Data about app and page elements:
-- -- --

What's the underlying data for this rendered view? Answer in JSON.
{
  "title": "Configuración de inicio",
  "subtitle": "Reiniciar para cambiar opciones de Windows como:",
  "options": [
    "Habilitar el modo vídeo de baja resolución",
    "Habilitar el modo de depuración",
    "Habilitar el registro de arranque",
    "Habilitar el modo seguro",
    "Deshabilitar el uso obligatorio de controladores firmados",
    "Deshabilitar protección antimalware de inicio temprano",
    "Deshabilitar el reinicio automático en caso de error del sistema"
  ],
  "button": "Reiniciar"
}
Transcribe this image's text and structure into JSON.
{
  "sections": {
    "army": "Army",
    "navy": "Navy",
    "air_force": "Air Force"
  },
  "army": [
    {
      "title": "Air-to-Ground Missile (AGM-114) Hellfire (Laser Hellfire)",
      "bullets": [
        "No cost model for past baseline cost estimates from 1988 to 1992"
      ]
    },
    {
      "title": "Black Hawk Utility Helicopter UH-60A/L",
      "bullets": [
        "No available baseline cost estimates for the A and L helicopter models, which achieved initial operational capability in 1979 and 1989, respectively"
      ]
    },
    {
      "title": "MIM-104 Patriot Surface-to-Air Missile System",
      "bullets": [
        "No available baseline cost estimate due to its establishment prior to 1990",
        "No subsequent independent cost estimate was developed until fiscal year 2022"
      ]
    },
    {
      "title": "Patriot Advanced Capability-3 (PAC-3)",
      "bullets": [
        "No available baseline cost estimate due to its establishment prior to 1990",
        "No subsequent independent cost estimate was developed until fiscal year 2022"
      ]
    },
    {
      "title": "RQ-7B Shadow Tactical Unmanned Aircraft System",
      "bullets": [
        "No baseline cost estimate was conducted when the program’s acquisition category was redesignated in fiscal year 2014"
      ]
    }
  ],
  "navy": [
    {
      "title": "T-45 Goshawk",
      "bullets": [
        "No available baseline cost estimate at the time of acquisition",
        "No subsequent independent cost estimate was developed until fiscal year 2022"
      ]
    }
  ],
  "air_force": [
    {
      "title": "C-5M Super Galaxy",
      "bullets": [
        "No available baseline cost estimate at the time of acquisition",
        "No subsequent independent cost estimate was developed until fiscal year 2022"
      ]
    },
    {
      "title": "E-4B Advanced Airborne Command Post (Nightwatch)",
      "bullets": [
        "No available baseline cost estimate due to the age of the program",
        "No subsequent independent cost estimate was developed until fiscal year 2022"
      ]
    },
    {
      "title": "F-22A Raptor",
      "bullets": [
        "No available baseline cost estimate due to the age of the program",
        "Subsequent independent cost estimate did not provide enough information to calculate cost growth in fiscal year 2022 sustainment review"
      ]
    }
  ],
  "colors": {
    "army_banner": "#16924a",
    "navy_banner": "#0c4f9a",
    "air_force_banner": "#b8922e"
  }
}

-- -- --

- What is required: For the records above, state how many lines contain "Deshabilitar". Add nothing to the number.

- Written answer: 3